Latest in a series of posts on the Armory
Latest in a series of posts on the Armory
So there was considerable kumbaya from the Head Table at the end of last Thursday’s Planning Commission meeting on the Armory, what is probably the last public meeting before construction begins.
Two of the Commission members really and no doubt sincerely applauded the value of the resident participation.
For example, just before the vote that perhaps once and for all green-lighted the developer, one member said, I “really appreciate the comments from the public today, some very good suggestions, some great dialog here today . . . we’re communicating.”
Whoa! Not so fast.
The residents spoke. But the best they have is hope that the developer was listening and will/might act on their recent ideas and suggestions.
What the neighbors were left with was hope.
Why couldn’t the Planning Commission add some conditions based on resident input?
For instance, the neighbors thought they had a “verbal agreement” with the developer to work together on the barrier fence between the new construction and the adjoining properties.
Likely, nobody mentioned that agreement to the architect. She said that the fence “probably will be that shadow-box type of fencing” that apparently the neighbors had previously talked about.
It is not obvious that the developer remembers such an agreement. And Gadfly is no expert in voice tones, but the developer’s “I’m open to discussing it with the neighbors” doesn’t sound to him all that enthusiastic. Listen, see what you think.
And all the PC chair can say, while explicitly agreeing with the neighbors, is that kind of fence “would be something I would hope the developer would consider.”
Why could it not have been a condition of approval that the developer and neighbors agree on the fence type?
Then no need for the neighbors to hope.
A second example.
The subject is tree removal.
Look at how in these words from the PC chair, hope — fragile hope — is the soft pivot (literally in the center of his statement) around which glittering encomiums (good SAT word) about the value of resident ideas orbit.
“The dialog that we’ve had here this evening is important. It’s so important to hear what the neighbors and the taxpayers and the citizens have to add. One thing that was mentioned . . . I hate those lantern flies. I hope the developer does something to remove those trees so that those things don’t come back. Little things like that, those are details, and I won’t even say like small details, those details are vital.”

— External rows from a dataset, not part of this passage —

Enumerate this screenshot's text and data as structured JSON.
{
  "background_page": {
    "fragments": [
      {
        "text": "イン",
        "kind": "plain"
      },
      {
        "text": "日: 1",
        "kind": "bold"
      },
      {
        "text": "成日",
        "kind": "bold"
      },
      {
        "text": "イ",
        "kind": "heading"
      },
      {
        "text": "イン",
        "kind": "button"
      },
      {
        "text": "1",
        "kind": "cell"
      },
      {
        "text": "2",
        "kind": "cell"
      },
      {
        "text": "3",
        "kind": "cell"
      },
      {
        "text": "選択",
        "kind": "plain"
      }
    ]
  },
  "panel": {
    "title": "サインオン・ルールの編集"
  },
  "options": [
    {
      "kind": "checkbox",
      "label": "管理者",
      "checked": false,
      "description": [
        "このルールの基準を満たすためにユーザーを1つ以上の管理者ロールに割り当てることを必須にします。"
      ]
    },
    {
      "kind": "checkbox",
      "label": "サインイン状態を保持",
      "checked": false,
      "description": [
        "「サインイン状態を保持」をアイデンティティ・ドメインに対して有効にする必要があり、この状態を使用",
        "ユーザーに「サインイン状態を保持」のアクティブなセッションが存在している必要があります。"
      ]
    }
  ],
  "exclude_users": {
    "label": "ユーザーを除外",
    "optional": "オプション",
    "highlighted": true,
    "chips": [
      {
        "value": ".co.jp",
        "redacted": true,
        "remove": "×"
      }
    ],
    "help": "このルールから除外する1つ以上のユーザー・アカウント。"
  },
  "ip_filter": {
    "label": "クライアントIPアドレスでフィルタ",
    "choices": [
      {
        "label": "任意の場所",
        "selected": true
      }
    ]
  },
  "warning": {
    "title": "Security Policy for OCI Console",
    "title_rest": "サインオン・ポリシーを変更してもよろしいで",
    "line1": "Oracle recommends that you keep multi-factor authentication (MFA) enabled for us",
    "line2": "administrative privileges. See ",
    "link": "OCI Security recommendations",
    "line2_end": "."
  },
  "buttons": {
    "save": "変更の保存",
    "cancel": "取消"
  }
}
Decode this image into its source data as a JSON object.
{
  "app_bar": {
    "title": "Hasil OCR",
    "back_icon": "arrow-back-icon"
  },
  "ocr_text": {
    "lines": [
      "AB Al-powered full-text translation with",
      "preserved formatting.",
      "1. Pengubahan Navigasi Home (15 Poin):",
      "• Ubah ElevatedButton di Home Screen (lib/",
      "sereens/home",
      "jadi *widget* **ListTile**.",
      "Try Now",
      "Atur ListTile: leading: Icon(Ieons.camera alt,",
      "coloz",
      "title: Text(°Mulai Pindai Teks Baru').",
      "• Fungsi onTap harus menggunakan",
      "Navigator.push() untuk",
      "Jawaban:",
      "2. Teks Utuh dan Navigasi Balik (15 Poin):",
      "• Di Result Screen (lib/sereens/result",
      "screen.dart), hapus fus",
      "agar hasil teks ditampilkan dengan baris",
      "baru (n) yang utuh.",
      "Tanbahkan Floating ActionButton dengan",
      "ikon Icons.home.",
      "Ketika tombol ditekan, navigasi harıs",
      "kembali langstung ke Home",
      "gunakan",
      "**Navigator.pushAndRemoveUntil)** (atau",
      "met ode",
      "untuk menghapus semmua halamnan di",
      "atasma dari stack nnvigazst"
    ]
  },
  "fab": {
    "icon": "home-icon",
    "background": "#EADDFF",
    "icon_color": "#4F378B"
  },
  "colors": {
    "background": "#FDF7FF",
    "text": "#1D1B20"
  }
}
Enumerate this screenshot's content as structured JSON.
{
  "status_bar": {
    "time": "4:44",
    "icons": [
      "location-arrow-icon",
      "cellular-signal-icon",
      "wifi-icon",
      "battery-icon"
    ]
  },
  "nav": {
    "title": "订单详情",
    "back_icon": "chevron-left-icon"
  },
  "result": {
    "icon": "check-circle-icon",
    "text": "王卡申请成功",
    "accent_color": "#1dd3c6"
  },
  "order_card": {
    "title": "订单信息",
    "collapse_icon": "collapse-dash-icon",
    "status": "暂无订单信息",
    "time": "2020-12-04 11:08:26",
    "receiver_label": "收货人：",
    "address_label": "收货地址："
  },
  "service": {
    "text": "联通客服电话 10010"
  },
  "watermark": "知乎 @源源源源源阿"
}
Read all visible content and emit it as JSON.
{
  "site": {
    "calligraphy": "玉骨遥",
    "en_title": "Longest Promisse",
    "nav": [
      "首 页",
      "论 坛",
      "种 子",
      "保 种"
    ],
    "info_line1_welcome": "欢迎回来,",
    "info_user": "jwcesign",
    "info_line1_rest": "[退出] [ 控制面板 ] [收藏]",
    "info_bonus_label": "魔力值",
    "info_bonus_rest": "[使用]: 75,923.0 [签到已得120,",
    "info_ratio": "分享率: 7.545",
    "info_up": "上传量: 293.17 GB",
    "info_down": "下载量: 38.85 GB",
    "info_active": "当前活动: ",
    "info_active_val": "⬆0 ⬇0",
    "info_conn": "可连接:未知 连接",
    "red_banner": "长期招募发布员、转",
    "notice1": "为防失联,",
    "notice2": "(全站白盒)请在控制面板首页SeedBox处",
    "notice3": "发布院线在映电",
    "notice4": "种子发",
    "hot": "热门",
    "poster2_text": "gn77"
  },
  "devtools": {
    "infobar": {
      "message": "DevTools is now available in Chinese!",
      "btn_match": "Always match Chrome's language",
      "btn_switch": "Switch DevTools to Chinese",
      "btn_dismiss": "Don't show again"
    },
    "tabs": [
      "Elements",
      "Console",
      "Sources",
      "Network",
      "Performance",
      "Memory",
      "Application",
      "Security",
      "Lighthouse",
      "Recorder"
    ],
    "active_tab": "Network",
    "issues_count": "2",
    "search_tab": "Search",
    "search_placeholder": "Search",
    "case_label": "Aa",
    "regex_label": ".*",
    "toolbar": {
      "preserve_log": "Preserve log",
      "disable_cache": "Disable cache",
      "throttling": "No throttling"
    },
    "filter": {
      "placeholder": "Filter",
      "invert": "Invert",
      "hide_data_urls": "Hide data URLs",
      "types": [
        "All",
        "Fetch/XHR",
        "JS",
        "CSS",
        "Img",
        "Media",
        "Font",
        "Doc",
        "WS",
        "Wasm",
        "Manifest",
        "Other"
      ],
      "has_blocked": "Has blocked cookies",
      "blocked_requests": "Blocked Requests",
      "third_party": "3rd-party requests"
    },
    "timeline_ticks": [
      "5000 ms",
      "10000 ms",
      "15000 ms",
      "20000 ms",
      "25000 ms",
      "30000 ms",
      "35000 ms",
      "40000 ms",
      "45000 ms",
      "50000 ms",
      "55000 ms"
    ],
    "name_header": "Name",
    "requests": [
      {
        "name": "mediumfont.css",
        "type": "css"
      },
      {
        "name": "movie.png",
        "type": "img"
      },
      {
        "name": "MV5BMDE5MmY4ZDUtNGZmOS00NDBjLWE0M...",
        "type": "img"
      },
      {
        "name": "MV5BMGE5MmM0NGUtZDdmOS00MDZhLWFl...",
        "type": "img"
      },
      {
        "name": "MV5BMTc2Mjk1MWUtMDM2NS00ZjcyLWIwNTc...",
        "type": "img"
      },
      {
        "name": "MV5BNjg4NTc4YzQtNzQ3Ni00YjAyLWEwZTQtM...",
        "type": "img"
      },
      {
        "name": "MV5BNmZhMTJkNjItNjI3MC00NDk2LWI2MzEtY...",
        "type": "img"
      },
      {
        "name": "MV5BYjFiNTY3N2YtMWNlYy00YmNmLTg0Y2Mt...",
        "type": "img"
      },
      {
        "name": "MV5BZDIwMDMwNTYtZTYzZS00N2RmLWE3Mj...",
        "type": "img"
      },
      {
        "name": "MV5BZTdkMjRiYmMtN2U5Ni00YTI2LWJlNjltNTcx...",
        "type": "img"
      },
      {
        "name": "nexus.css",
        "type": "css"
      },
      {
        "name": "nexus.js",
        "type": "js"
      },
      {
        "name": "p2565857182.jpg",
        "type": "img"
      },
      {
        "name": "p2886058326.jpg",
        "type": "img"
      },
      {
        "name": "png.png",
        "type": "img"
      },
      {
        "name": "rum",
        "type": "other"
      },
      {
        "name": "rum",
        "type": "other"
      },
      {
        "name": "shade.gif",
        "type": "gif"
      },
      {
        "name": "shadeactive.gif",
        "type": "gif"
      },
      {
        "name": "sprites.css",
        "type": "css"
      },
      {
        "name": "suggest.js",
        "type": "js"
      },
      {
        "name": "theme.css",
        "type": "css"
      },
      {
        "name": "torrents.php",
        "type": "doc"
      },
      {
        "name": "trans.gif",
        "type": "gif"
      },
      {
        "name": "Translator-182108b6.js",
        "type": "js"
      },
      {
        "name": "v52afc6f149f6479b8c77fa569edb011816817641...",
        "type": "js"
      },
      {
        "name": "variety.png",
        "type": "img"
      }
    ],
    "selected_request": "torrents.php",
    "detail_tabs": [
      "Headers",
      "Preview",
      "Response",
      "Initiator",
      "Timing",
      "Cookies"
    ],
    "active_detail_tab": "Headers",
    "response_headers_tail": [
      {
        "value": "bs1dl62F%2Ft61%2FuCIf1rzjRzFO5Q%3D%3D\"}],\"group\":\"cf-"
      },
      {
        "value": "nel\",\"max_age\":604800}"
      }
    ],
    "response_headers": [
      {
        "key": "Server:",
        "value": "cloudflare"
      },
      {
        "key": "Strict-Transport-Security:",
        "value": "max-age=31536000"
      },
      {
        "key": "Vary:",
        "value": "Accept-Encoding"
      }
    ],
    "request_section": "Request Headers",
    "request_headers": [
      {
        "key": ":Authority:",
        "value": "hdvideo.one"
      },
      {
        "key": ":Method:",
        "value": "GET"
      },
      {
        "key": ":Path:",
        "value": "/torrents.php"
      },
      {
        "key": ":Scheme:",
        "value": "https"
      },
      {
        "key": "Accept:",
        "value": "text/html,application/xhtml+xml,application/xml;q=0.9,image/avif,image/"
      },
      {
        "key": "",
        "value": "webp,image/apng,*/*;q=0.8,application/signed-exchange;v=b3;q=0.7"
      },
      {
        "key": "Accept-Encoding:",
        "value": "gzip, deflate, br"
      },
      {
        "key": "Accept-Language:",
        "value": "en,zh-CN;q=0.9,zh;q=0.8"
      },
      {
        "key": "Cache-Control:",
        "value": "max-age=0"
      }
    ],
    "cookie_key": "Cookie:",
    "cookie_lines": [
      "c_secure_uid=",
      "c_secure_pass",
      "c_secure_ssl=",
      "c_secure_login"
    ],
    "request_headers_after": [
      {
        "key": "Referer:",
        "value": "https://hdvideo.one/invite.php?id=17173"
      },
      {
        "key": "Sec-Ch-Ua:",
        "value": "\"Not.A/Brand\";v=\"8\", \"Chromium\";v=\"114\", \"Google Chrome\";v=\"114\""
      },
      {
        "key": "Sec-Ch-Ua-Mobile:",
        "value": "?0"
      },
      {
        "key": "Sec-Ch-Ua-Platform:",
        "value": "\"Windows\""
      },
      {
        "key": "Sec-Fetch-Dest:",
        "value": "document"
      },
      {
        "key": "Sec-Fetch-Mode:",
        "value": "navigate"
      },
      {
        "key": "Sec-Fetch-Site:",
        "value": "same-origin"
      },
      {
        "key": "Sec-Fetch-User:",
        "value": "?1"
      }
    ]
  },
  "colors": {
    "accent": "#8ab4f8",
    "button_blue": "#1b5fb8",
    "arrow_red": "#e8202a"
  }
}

Damnation, if what the neighbors had to say is so important, if the tree “little” detail is so “vital,” then why not make it a condition of approval that the developer do a certain action?
Instead of hoping that it will be done.
Does not the PC have that power?
A third example.
And the most significant.
Jeff Pooley describes the “suburban strip-mall type parking area” along Second Avenue in the proposed design and says the “Planning Commission has the opportunity to prevent what could be a kind of a self-inflicted wound,” for all authorities would agree that best practice is to move the building to the street and put parking behind. Even Gadfly knows that from his summer reading in Jeff Speck that he reported on in these pages multiple times.
But all Jeff can do is hope. “Putting suburban strip-mall parking along the street is a great mistake,” you heard in his conclusion, “and one we hope you would prevent.”
Now this is a big point. A major revision of the design. And one determining the look and feel of a gateway to the West Side.
If ever there was an invitation to “great dialog,” there it was.
Wouldn’t it have been a great moment — for Gadfly a defibrillator moment — if the PC chair had turned — politely — to the architect and asked for her professional response to Jeff’s comment?
Instead there was a polite “Thank you, Mr. Pooley,” and the chair moved on.
That kind of design comment/question might as well be spoken in another language in meetings like this.
Gadfly is reminded of his recent muddle over 548 N. New (see the sidebar to refresh on this pertinent series of posts). By the time that Bill Scheirer, Kim Carrell-Smith, and Jerry Vergilio questioned the design, it was too late in the process.
The process is then too far along for a proposal to be questioned much less for it to fail.
Something is wrong with such a process in which such significant and informed public commentary is not aired and addressed earlier.
Planning Commissioner backpatting was well meaning but a bit self-serving. Communication is two-way. The PC didn’t act when it could have. Didn’t speak when it should have.